HLC Chats With... Ryan Matthews!
Ryan Matthews serves as the Director of Programs with Nutmeg Big Brothers Big Sisters and as the Executive Director of The Susie Foundation, which he founded in memory of his mother, Susie, who had ALS. Ryan often joins us a fearless cabin leader at Camp HLC and has recently joined the Hope Loves Company team as the organization's Advancement Officer!
(HLC): Do you have a nickname? How did you get it?
(RM): Oh man, I wish I had a nickname! I’m just Ryan – for better, or for worse.
(HLC): What is your favorite childhood memory?

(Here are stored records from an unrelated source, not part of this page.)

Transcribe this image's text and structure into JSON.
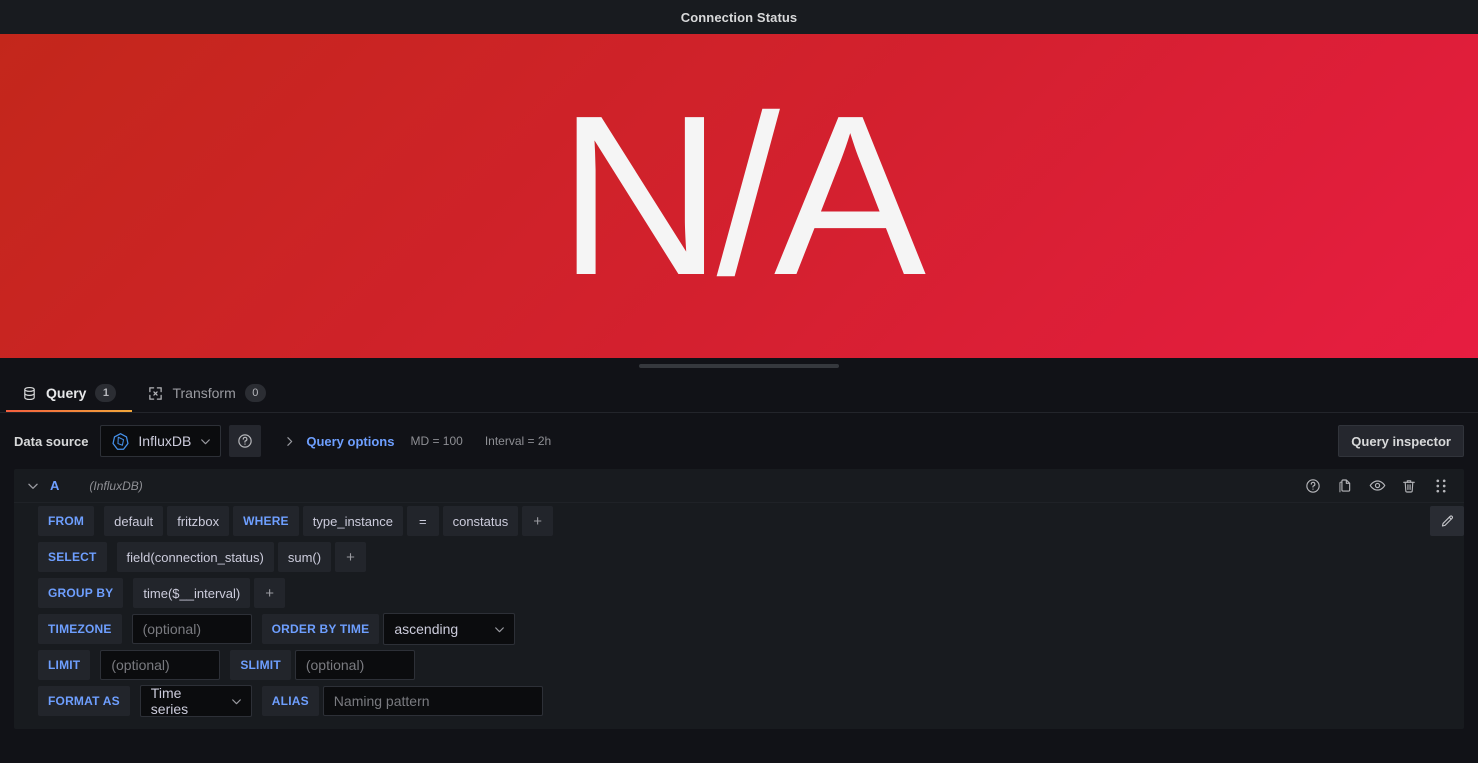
{
  "panel": {
    "title": "Connection Status",
    "value": "N/A",
    "background_start": "#c3271b",
    "background_end": "#e71d41"
  },
  "tabs": [
    {
      "label": "Query",
      "count": "1",
      "icon": "database-icon",
      "active": true
    },
    {
      "label": "Transform",
      "count": "0",
      "icon": "transform-icon",
      "active": false
    }
  ],
  "datasource_row": {
    "label": "Data source",
    "selected": "InfluxDB",
    "help_icon": "question-circle-icon",
    "query_options": {
      "title": "Query options",
      "max_data_points": "MD = 100",
      "interval": "Interval = 2h"
    },
    "query_inspector": "Query inspector"
  },
  "query": {
    "ref_id": "A",
    "datasource_hint": "(InfluxDB)",
    "actions": [
      {
        "name": "help-icon",
        "title": "Show data source help"
      },
      {
        "name": "copy-icon",
        "title": "Duplicate query"
      },
      {
        "name": "eye-icon",
        "title": "Disable/enable query"
      },
      {
        "name": "trash-icon",
        "title": "Remove query"
      },
      {
        "name": "drag-handle-icon",
        "title": "Drag and drop to reorder"
      }
    ],
    "edit_sql_icon": "pencil-icon",
    "rows": {
      "from": {
        "keyword": "FROM",
        "policy": "default",
        "measurement": "fritzbox",
        "where_keyword": "WHERE",
        "tag_key": "type_instance",
        "operator": "=",
        "tag_value": "constatus",
        "add": "+"
      },
      "select": {
        "keyword": "SELECT",
        "field": "field(connection_status)",
        "aggregate": "sum()",
        "add": "+"
      },
      "group_by": {
        "keyword": "GROUP BY",
        "time": "time($__interval)",
        "add": "+"
      },
      "timezone": {
        "keyword": "TIMEZONE",
        "value": "",
        "placeholder": "(optional)",
        "order_keyword": "ORDER BY TIME",
        "order_value": "ascending"
      },
      "limit": {
        "keyword": "LIMIT",
        "value": "",
        "placeholder": "(optional)",
        "slimit_keyword": "SLIMIT",
        "slimit_value": "",
        "slimit_placeholder": "(optional)"
      },
      "format": {
        "keyword": "FORMAT AS",
        "value": "Time series",
        "alias_keyword": "ALIAS",
        "alias_value": "",
        "alias_placeholder": "Naming pattern"
      }
    }
  }
}
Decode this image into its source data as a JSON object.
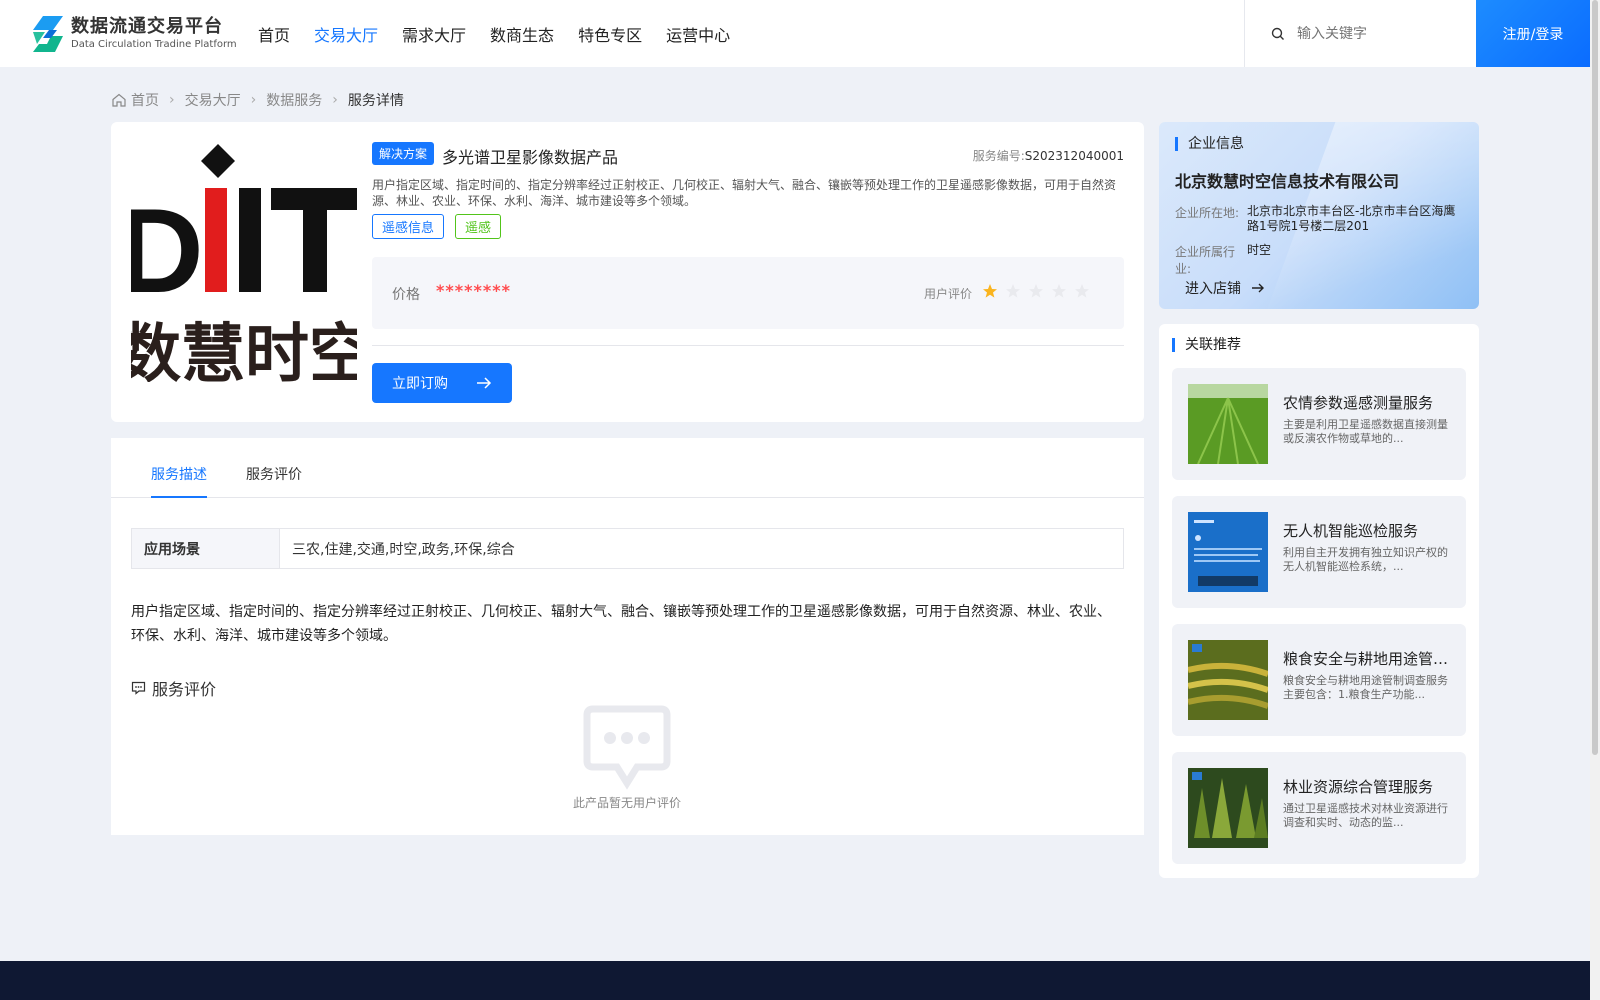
{
  "header": {
    "logo_cn": "数据流通交易平台",
    "logo_en": "Data Circulation Tradine Platform",
    "nav": [
      "首页",
      "交易大厅",
      "需求大厅",
      "数商生态",
      "特色专区",
      "运营中心"
    ],
    "active_nav": "交易大厅",
    "search_placeholder": "输入关键字",
    "login_label": "注册/登录"
  },
  "breadcrumb": [
    "首页",
    "交易大厅",
    "数据服务",
    "服务详情"
  ],
  "product": {
    "logo_text_top": "DIIT",
    "logo_text_bottom": "数慧时空",
    "badge": "解决方案",
    "title": "多光谱卫星影像数据产品",
    "service_no_label": "服务编号:",
    "service_no": "S202312040001",
    "description": "用户指定区域、指定时间的、指定分辨率经过正射校正、几何校正、辐射大气、融合、镶嵌等预处理工作的卫星遥感影像数据，可用于自然资源、林业、农业、环保、水利、海洋、城市建设等多个领域。",
    "tags": [
      "遥感信息",
      "遥感"
    ],
    "price_label": "价格",
    "price_value": "********",
    "rating_label": "用户评价",
    "rating": 1,
    "rating_max": 5,
    "order_label": "立即订购"
  },
  "tabs": [
    "服务描述",
    "服务评价"
  ],
  "active_tab": "服务描述",
  "scene": {
    "label": "应用场景",
    "value": "三农,住建,交通,时空,政务,环保,综合"
  },
  "long_description": "用户指定区域、指定时间的、指定分辨率经过正射校正、几何校正、辐射大气、融合、镶嵌等预处理工作的卫星遥感影像数据，可用于自然资源、林业、农业、环保、水利、海洋、城市建设等多个领域。",
  "review": {
    "heading": "服务评价",
    "empty_text": "此产品暂无用户评价"
  },
  "company": {
    "section_title": "企业信息",
    "name": "北京数慧时空信息技术有限公司",
    "location_label": "企业所在地:",
    "location": "北京市北京市丰台区-北京市丰台区海鹰路1号院1号楼二层201",
    "industry_label": "企业所属行业:",
    "industry": "时空",
    "enter_label": "进入店铺"
  },
  "related": {
    "section_title": "关联推荐",
    "items": [
      {
        "title": "农情参数遥感测量服务",
        "desc": "主要是利用卫星遥感数据直接测量或反演农作物或草地的..."
      },
      {
        "title": "无人机智能巡检服务",
        "desc": "利用自主开发拥有独立知识产权的无人机智能巡检系统，..."
      },
      {
        "title": "粮食安全与耕地用途管制调查",
        "desc": "粮食安全与耕地用途管制调查服务主要包含：1.粮食生产功能..."
      },
      {
        "title": "林业资源综合管理服务",
        "desc": "通过卫星遥感技术对林业资源进行调查和实时、动态的监..."
      }
    ]
  },
  "colors": {
    "primary": "#1677ff",
    "price": "#ff4d4f",
    "star": "#fab41e",
    "tag_green": "#52c41a",
    "footer": "#0f1833"
  }
}
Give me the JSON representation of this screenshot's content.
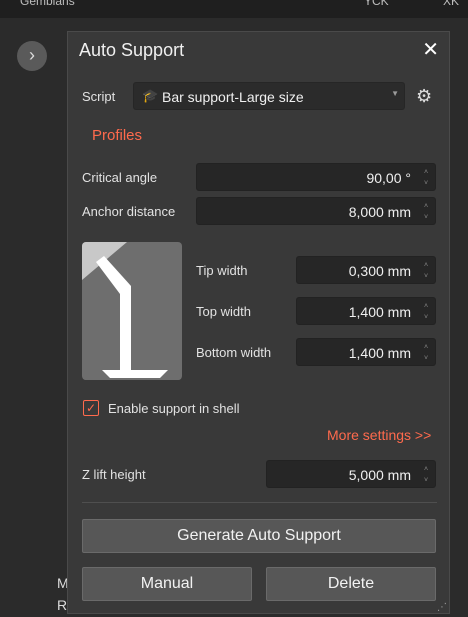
{
  "background": {
    "top_left_text": "Gemblans",
    "top_right_text_1": "YCK",
    "top_right_text_2": "XK",
    "collapse_icon": "chevron-right-icon",
    "side_letter_1": "M",
    "side_letter_2": "R"
  },
  "panel": {
    "title": "Auto Support",
    "close_icon": "close-icon"
  },
  "script": {
    "label": "Script",
    "icon": "graduation-cap-icon",
    "value": "Bar support-Large size",
    "settings_icon": "gear-icon"
  },
  "profiles_label": "Profiles",
  "fields": {
    "critical_angle": {
      "label": "Critical angle",
      "value": "90,00 °"
    },
    "anchor_distance": {
      "label": "Anchor distance",
      "value": "8,000 mm"
    },
    "tip_width": {
      "label": "Tip width",
      "value": "0,300 mm"
    },
    "top_width": {
      "label": "Top width",
      "value": "1,400 mm"
    },
    "bottom_width": {
      "label": "Bottom width",
      "value": "1,400 mm"
    },
    "z_lift_height": {
      "label": "Z lift height",
      "value": "5,000 mm"
    }
  },
  "enable_shell": {
    "label": "Enable support in shell",
    "checked": true
  },
  "more_settings": "More settings >>",
  "buttons": {
    "generate": "Generate Auto Support",
    "manual": "Manual",
    "delete": "Delete"
  },
  "colors": {
    "accent": "#ff6a4d",
    "panel_bg": "#393939",
    "field_bg": "#262626",
    "button_bg": "#575757"
  }
}
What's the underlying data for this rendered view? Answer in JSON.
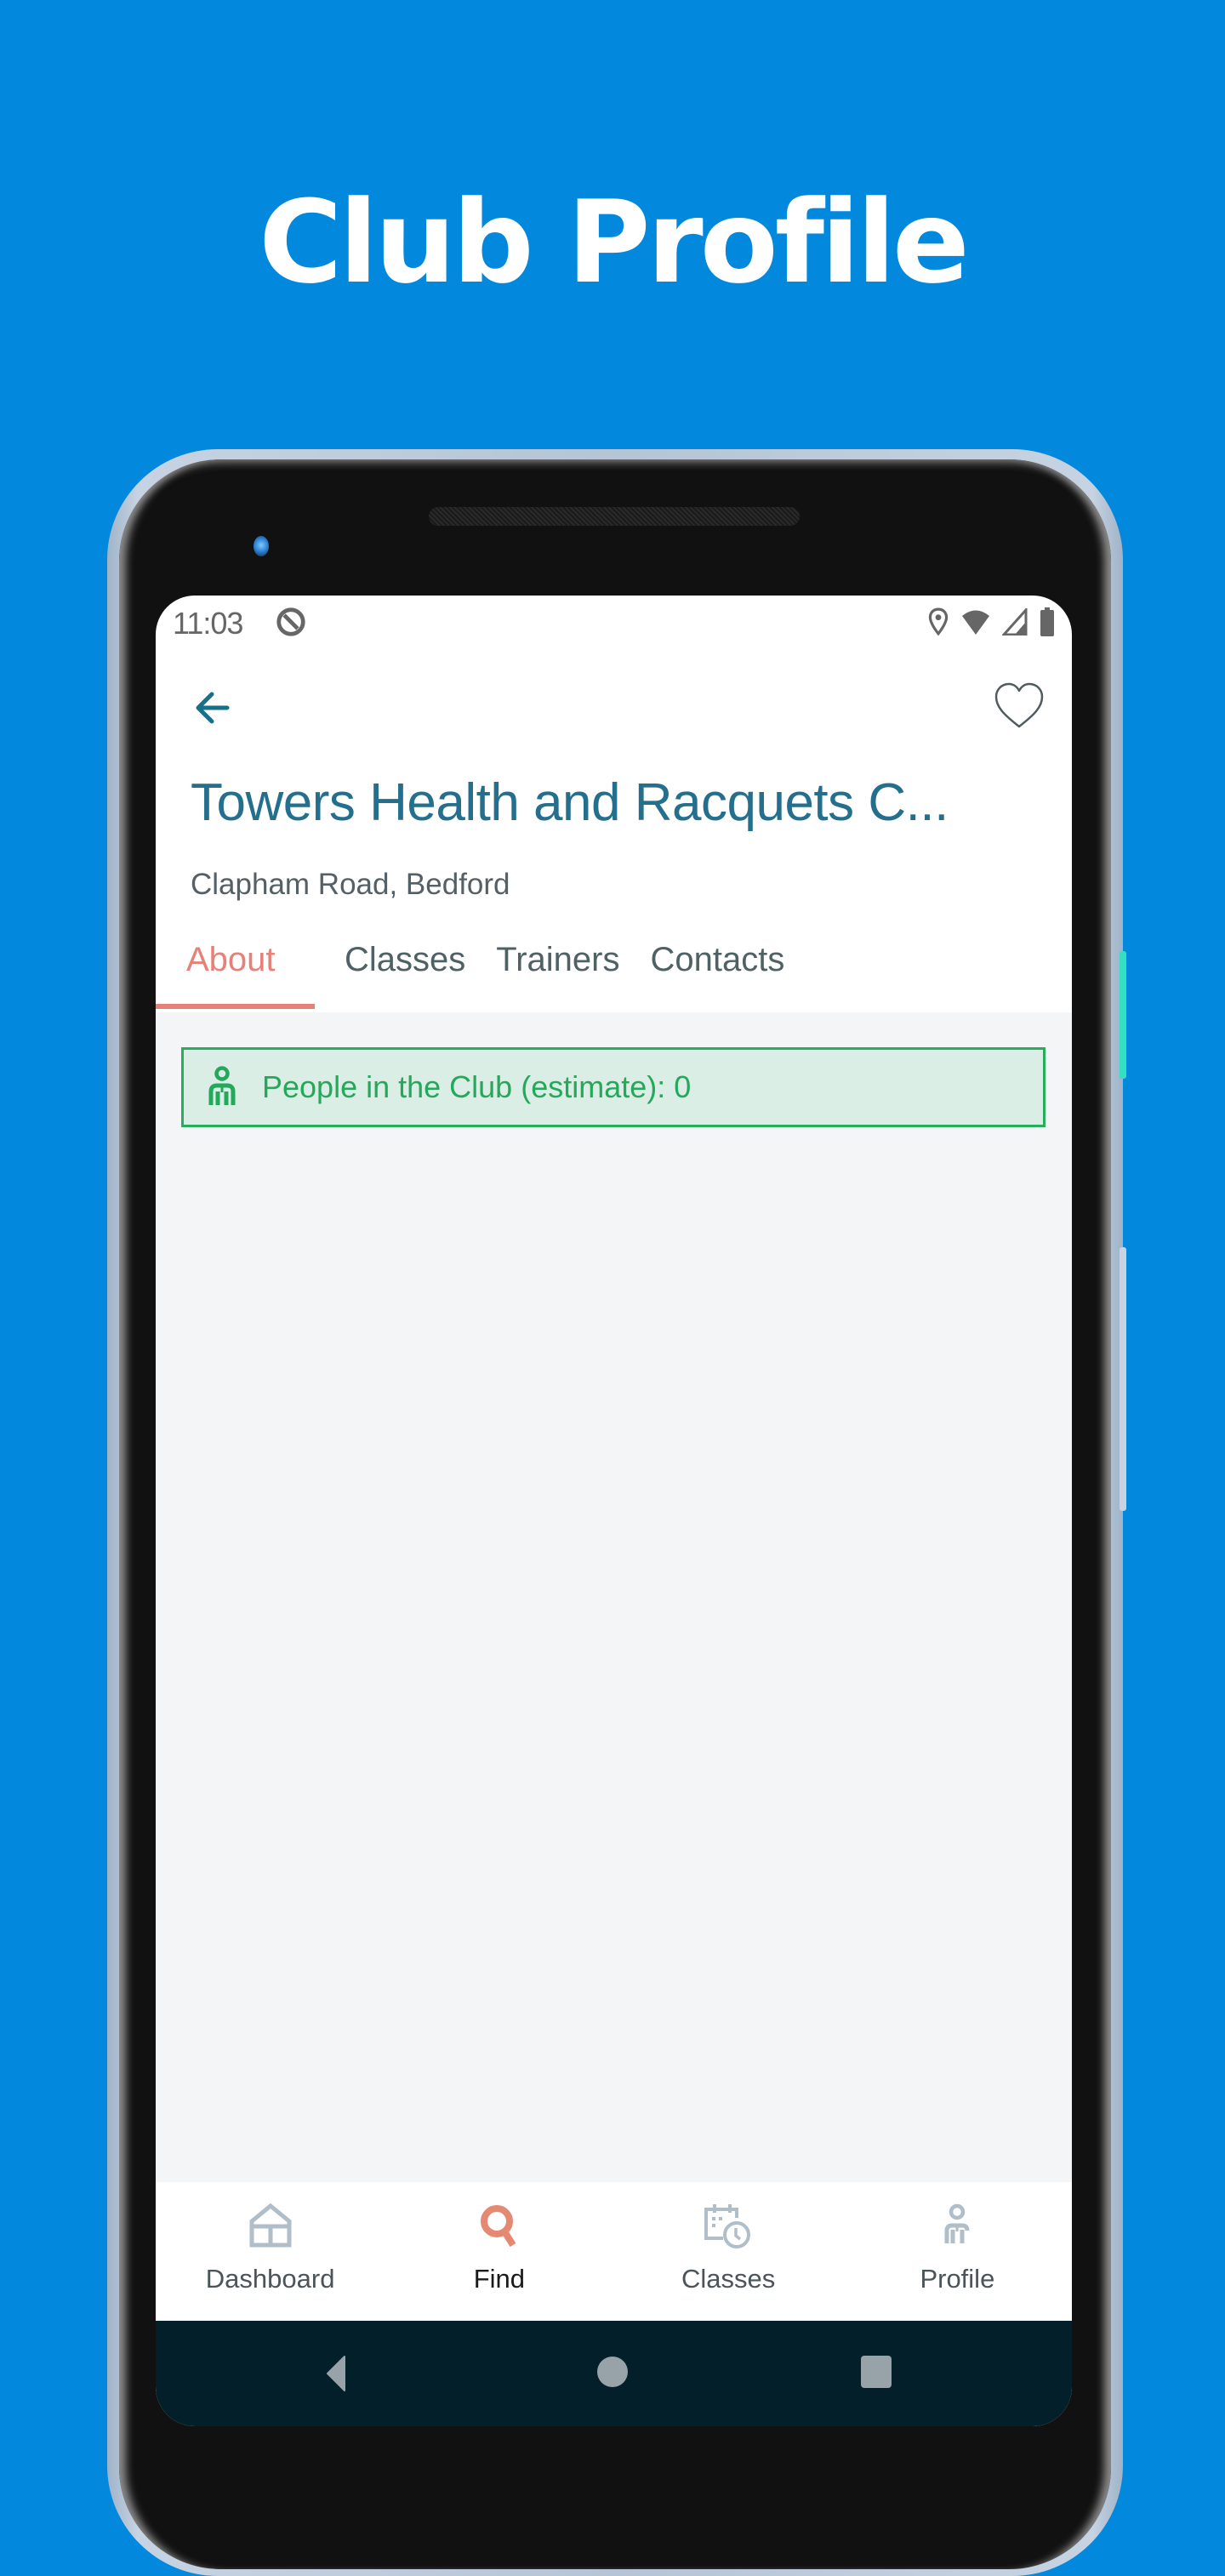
{
  "headline": "Club Profile",
  "colors": {
    "background": "#0289dd",
    "title": "#236f8d",
    "accent": "#e58178",
    "success": "#24a85a",
    "success_bg": "#dbeee5",
    "nav_icon_inactive": "#b0bec9",
    "system_nav": "#03202a"
  },
  "status_bar": {
    "time": "11:03",
    "icons": [
      "do-not-disturb-icon",
      "location-icon",
      "wifi-icon",
      "signal-icon",
      "battery-icon"
    ]
  },
  "header": {
    "back_icon": "arrow-left-icon",
    "favorite_icon": "heart-outline-icon",
    "club_name": "Towers Health and Racquets C...",
    "address": "Clapham Road, Bedford"
  },
  "tabs": [
    {
      "label": "About",
      "active": true
    },
    {
      "label": "Classes",
      "active": false
    },
    {
      "label": "Trainers",
      "active": false
    },
    {
      "label": "Contacts",
      "active": false
    }
  ],
  "about": {
    "occupancy_icon": "person-icon",
    "occupancy_label": "People in the Club (estimate): 0",
    "occupancy_count": 0
  },
  "bottom_nav": [
    {
      "label": "Dashboard",
      "icon": "house-icon",
      "active": false
    },
    {
      "label": "Find",
      "icon": "search-icon",
      "active": true
    },
    {
      "label": "Classes",
      "icon": "calendar-clock-icon",
      "active": false
    },
    {
      "label": "Profile",
      "icon": "person-icon",
      "active": false
    }
  ],
  "system_nav": [
    "back-triangle-icon",
    "home-circle-icon",
    "recents-square-icon"
  ]
}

(RM): I’m so very grateful to say that I have many fond memories of my childhood and most of them revolve around sports. I was lucky to play a lot of baseball and basketball growing up, which connected me with incredible experiences and relationships – both of which still have a profound impact on me today. Out of all of these experiences, I would say that my favorite is pitching a complete game shut out to lead my high school team to a league championship. The accomplishment was great, but doing it alongside so many of my teammates who I loved made it all the more sweeter.
(HLC): Camp HLC is one of our wonderful programs. Have you ever attended summer camp? If yes, what was your favorite memory about camp?
(RM): Absolutely! A few times now, in fact. Though there are plenty I can think of, I think my fondest was serving as a cabin leader and playing ‘cabin golf’ with the boys in my cabin. Though I had intended for us to just kill 15 or 20 minutes before breakfast, it turned into one of those magical camp moments of fun, laughter, and connection that only happen at Camp HLC.
(HLC): Who is your favorite musician?
(RM): Though that sincerely depends on the day – honestly, I can switch from Post Malone and Billie Eilish, to Luke Combs and Mumford & Sons within an hour – the artist that has had the most impact on me is Dave Matthews (no relation though, sadly). From an early age (around 7-8 years old), his albums have been the soundtrack to much of life and nobody sounds like home or brings me peace quite like Dave.
(HLC): Do you have a pet companion? If so, please share his/her name and what you love most about him/her.
(RM): I sadly do not, but I do love animals and can be often spotted becoming immediate best friends with every single dog walking with their owners around my neighborhood.
(HLC): People would be surprised to know that... (cool fact about you!)
(RM): People would be surprised to know that I’m a former New Orleanian and lived there about 10 or so years ago. Not surprisingly, I love brass bands, celebrate Mardi Gras, can whip up an incredibly tasty bowl of gumbo, and exist as one of the three Saints fans in Connecticut, which is both a blessing (Super Bowl XLIV) and a curse (literally everything since).
(HLC): What is one thing you can share with others about resilience and adversity?
(RM): Though it may sound like a cheap cliché, I think that most people don’t realize how resilient they truly are until they meet tremendous adversity. This can be scary, especially if we’ve never really experienced adversity before (how strong am I really?) but, when pushed against the wall and faced with incredible challenge, we humans are extraordinarily resilient. The trick for many is only to realize and remember why they are electing to persevere in the first place.
(HLC): What's your go to person, book, or movie for inspiration?
(RM): My wife, Liz, who is an incredible 9th grade English teacher at Hartford Public High School here in Connecticut. The love, devotion, and passion she has for students – and education, generally – inspires me each and every day to approach my work with the same heart and enthusiasm. Literally and quite honestly, I am married to my hero and that is something I am so very grateful for.
(HLC): If you have a go to resource (website, blog, etc...) that you think would help others, please share it!
(RM): Though it’s not digital (or, maybe on Kindle?), I’d recommend Anna Quindlen’s Short Guide to a Happy Life. It’s short, poignant, and an easy read for a quick pick me up when you lose sight of what’s most important. It’s also the book I gift the most and I couldn’t recommend it any more strongly.
(HLC): Share something that you want others to know about ALS...
(RM): It’s not a disease, it’s a calling. For those of us who have lived alongside it and seen its horrors, ALS calls us to the service of others in a profoundly inspiring and deeply transformative way and, along the way, teaches us so much about the depth of our capacity to love. Yes, ALS is terminal, but so is life. And the lessons ALS teaches us about how to live – with love, with compassion, with selflessness, and with joy – can utterly and completely change us and, in turn, change the world.
Thank you Ryan for participating in HLC Chats With and for everything you do for families living with ALS through your work with both The Susie Foundation and Hope Loves Company.